(Problem to work on): Only a number is wanted here: the number of lines of the data that include "background".

(Data for review):

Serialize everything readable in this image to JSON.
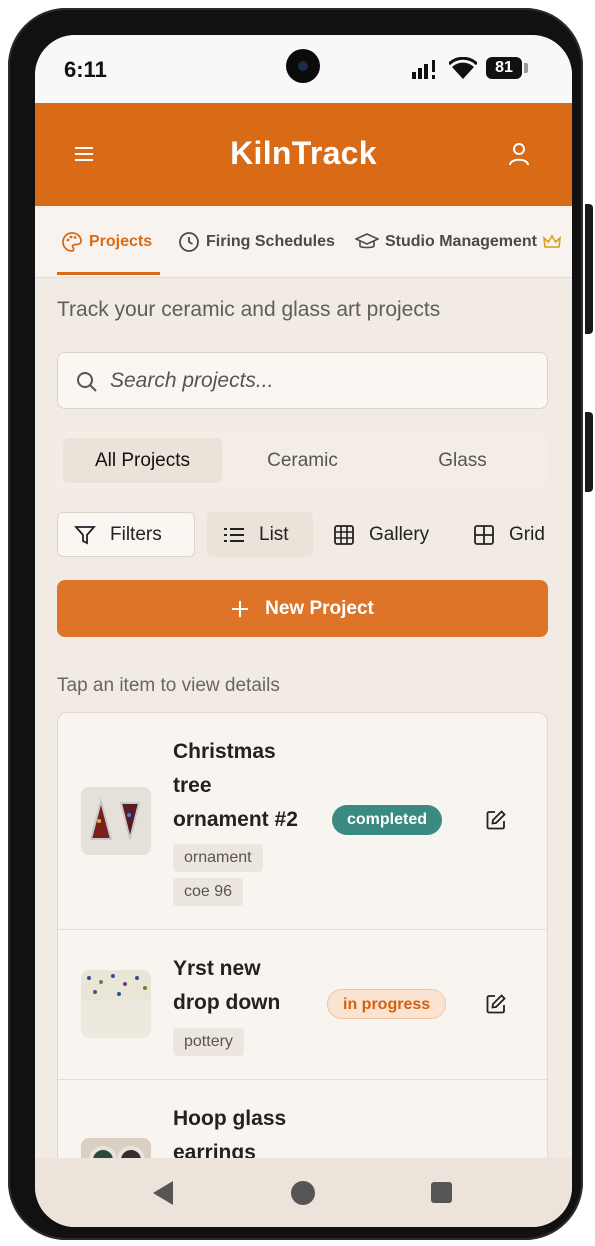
{
  "status_bar": {
    "time": "6:11",
    "battery": "81"
  },
  "app": {
    "title": "KilnTrack"
  },
  "tabs": [
    {
      "label": "Projects",
      "active": true
    },
    {
      "label": "Firing Schedules",
      "active": false
    },
    {
      "label": "Studio Management",
      "active": false
    }
  ],
  "page": {
    "subtitle": "Track your ceramic and glass art projects",
    "search_placeholder": "Search projects...",
    "hint": "Tap an item to view details"
  },
  "segments": [
    {
      "label": "All Projects",
      "selected": true
    },
    {
      "label": "Ceramic",
      "selected": false
    },
    {
      "label": "Glass",
      "selected": false
    }
  ],
  "toolbar": {
    "filters": "Filters",
    "list": "List",
    "gallery": "Gallery",
    "grid": "Grid"
  },
  "new_project": {
    "label": "New Project"
  },
  "projects": [
    {
      "name_lines": [
        "Christmas",
        "tree",
        "ornament #2"
      ],
      "status": "completed",
      "tags": [
        "ornament",
        "coe 96"
      ]
    },
    {
      "name_lines": [
        "Yrst new",
        "drop down"
      ],
      "status": "in progress",
      "tags": [
        "pottery"
      ]
    },
    {
      "name_lines": [
        "Hoop glass",
        "earrings"
      ],
      "status": "",
      "tags": []
    }
  ],
  "colors": {
    "brand": "#d96a16",
    "button": "#dd7427",
    "completed": "#3a8a82",
    "in_progress": "#d16210"
  }
}
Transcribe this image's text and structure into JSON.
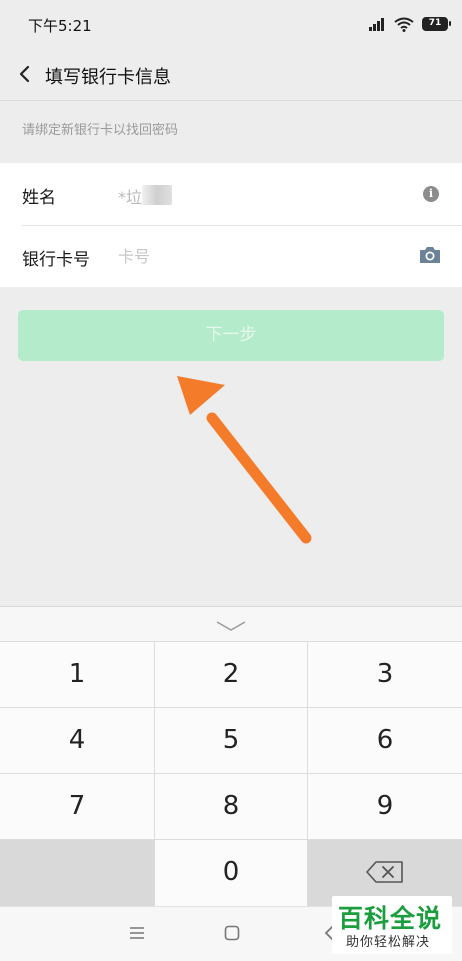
{
  "status_bar": {
    "time": "下午5:21",
    "battery": "71"
  },
  "header": {
    "title": "填写银行卡信息"
  },
  "hint": "请绑定新银行卡以找回密码",
  "form": {
    "name_label": "姓名",
    "name_value": "*垃",
    "card_label": "银行卡号",
    "card_placeholder": "卡号",
    "card_value": ""
  },
  "next_button": {
    "label": "下一步"
  },
  "keypad": {
    "keys": [
      "1",
      "2",
      "3",
      "4",
      "5",
      "6",
      "7",
      "8",
      "9",
      "0"
    ]
  },
  "watermark": {
    "title": "百科全说",
    "subtitle": "助你轻松解决"
  },
  "colors": {
    "accent_disabled": "#b4eccb",
    "annotation_arrow": "#f47b2a",
    "watermark_green": "#1b9e3e",
    "background": "#ededed"
  }
}
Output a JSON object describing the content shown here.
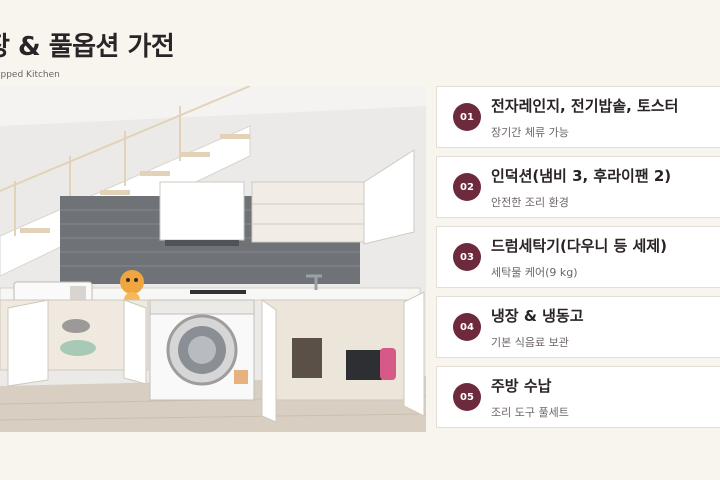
{
  "header": {
    "title": "장 & 풀옵션 가전",
    "subtitle": "ipped Kitchen"
  },
  "photo": {
    "label": ""
  },
  "colors": {
    "accent": "#6e2a3d",
    "background": "#f8f5ee",
    "card": "#ffffff"
  },
  "features": [
    {
      "num": "01",
      "title": "전자레인지, 전기밥솥, 토스터",
      "desc": "장기간 체류 가능"
    },
    {
      "num": "02",
      "title": "인덕션(냄비 3, 후라이팬 2)",
      "desc": "안전한 조리 환경"
    },
    {
      "num": "03",
      "title": "드럼세탁기(다우니 등 세제)",
      "desc": "세탁물 케어(9 kg)"
    },
    {
      "num": "04",
      "title": "냉장 &  냉동고",
      "desc": "기본 식음료 보관"
    },
    {
      "num": "05",
      "title": "주방 수납",
      "desc": "조리 도구 풀세트"
    }
  ]
}
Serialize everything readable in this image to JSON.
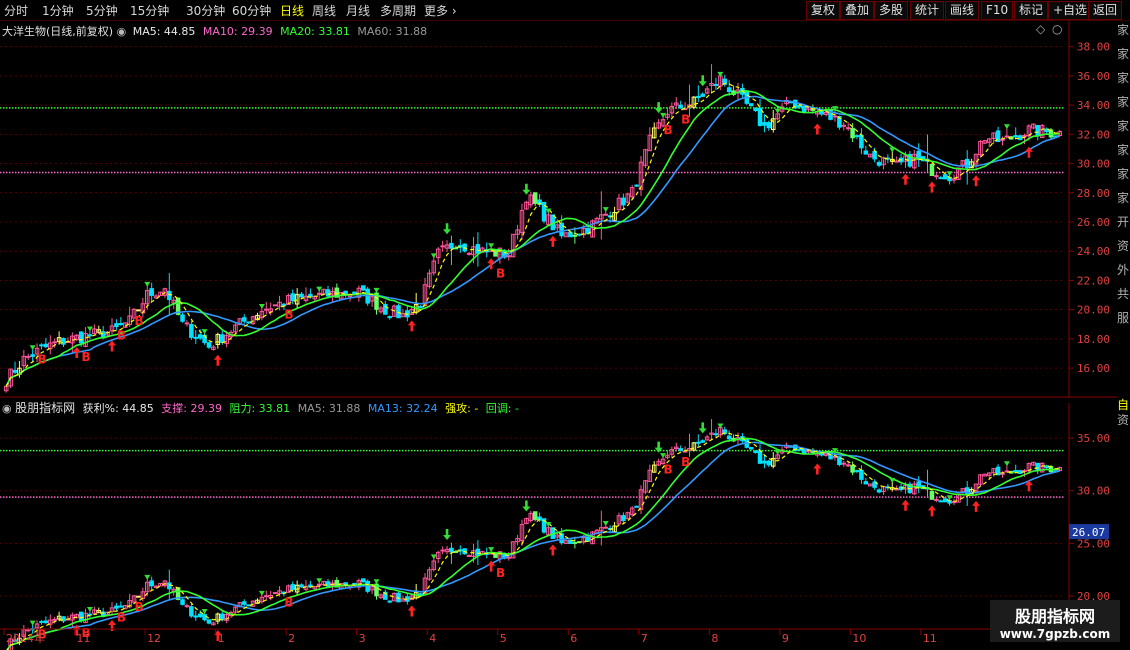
{
  "toolbar": {
    "periods": [
      "分时",
      "1分钟",
      "5分钟",
      "15分钟",
      "30分钟",
      "60分钟",
      "日线",
      "周线",
      "月线",
      "多周期",
      "更多"
    ],
    "active_period": "日线",
    "right_buttons": [
      "复权",
      "叠加",
      "多股",
      "统计",
      "画线",
      "F10",
      "标记",
      "+自选",
      "返回"
    ]
  },
  "upper_header": {
    "title": "大洋生物(日线,前复权)",
    "ma5": "MA5: 44.85",
    "ma10": "MA10: 29.39",
    "ma20": "MA20: 33.81",
    "ma60": "MA60: 31.88"
  },
  "lower_header": {
    "title": "股朋指标网",
    "profit": "获利%: 44.85",
    "support": "支撑: 29.39",
    "resistance": "阻力: 33.81",
    "ma5": "MA5: 31.88",
    "ma13": "MA13: 32.24",
    "strong": "强攻: -",
    "pullback": "回调: -"
  },
  "side_text": {
    "upper": [
      "家",
      "家",
      "家",
      "家",
      "家",
      "家",
      "家",
      "家",
      "开",
      "资",
      "外",
      "共",
      "服"
    ],
    "lower": [
      "自",
      "资"
    ]
  },
  "watermark": {
    "line1": "股朋指标网",
    "line2": "www.7gpzb.com"
  },
  "colors": {
    "up": "#ff5599",
    "down": "#00e0ff",
    "up_alt": "#ffff66",
    "down_alt": "#66ff66",
    "resistance": "#33ff33",
    "support": "#ff66cc",
    "ma_fast": "#ffff00",
    "ma_slow": "#3399ff",
    "ma_mid": "#33ff33",
    "buy_signal": "#ff2222",
    "sell_signal": "#33dd33",
    "grid": "#5a0000"
  },
  "chart_data": [
    {
      "type": "candlestick",
      "panel": "upper",
      "title": "大洋生物(日线,前复权)",
      "ylim": [
        14.5,
        38.8
      ],
      "y_ticks": [
        16.0,
        18.0,
        20.0,
        22.0,
        24.0,
        26.0,
        28.0,
        30.0,
        32.0,
        34.0,
        36.0,
        38.0
      ],
      "x_ticks": [
        "2024年",
        "11",
        "12",
        "1",
        "2",
        "3",
        "4",
        "5",
        "6",
        "7",
        "8",
        "9",
        "10",
        "11",
        "12"
      ],
      "x_tick_index": [
        0,
        14,
        28,
        42,
        56,
        70,
        84,
        98,
        112,
        126,
        140,
        154,
        168,
        182,
        196
      ],
      "n_bars": 240,
      "resistance_level": 33.81,
      "support_level": 29.39,
      "anchors": [
        [
          0,
          15.2
        ],
        [
          4,
          16.6
        ],
        [
          8,
          17.3
        ],
        [
          12,
          17.8
        ],
        [
          18,
          18.2
        ],
        [
          24,
          18.5
        ],
        [
          28,
          19.2
        ],
        [
          32,
          21.0
        ],
        [
          36,
          21.5
        ],
        [
          40,
          19.0
        ],
        [
          46,
          17.5
        ],
        [
          52,
          18.8
        ],
        [
          58,
          20.0
        ],
        [
          64,
          20.6
        ],
        [
          72,
          21.0
        ],
        [
          80,
          21.2
        ],
        [
          86,
          20.0
        ],
        [
          90,
          19.6
        ],
        [
          94,
          20.5
        ],
        [
          98,
          23.8
        ],
        [
          102,
          24.6
        ],
        [
          108,
          24.0
        ],
        [
          114,
          23.8
        ],
        [
          118,
          27.8
        ],
        [
          122,
          26.5
        ],
        [
          126,
          25.0
        ],
        [
          132,
          25.6
        ],
        [
          138,
          27.0
        ],
        [
          142,
          28.0
        ],
        [
          146,
          31.5
        ],
        [
          150,
          33.6
        ],
        [
          156,
          34.2
        ],
        [
          162,
          35.8
        ],
        [
          168,
          34.0
        ],
        [
          172,
          32.5
        ],
        [
          178,
          34.2
        ],
        [
          184,
          33.5
        ],
        [
          190,
          32.8
        ],
        [
          196,
          30.5
        ],
        [
          202,
          29.8
        ],
        [
          206,
          30.4
        ],
        [
          210,
          29.6
        ],
        [
          214,
          29.2
        ],
        [
          218,
          30.0
        ],
        [
          222,
          31.8
        ],
        [
          226,
          31.5
        ],
        [
          232,
          32.3
        ],
        [
          239,
          32.1
        ]
      ],
      "buy_markers": [
        [
          8,
          "B"
        ],
        [
          18,
          "B"
        ],
        [
          26,
          "B"
        ],
        [
          30,
          "B"
        ],
        [
          64,
          "B"
        ],
        [
          154,
          "B"
        ],
        [
          150,
          "B"
        ],
        [
          112,
          "B"
        ]
      ],
      "up_arrows": [
        16,
        24,
        48,
        92,
        110,
        124,
        184,
        204,
        210,
        220,
        232
      ],
      "down_arrows": [
        100,
        118,
        148,
        158
      ]
    },
    {
      "type": "candlestick",
      "panel": "lower",
      "title": "股朋指标网",
      "ylim": [
        18.2,
        37.0
      ],
      "y_ticks": [
        20.0,
        25.0,
        30.0,
        35.0
      ],
      "current_price_label": "26.07",
      "resistance_level": 33.81,
      "support_level": 29.39
    }
  ]
}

(Response to the task): 2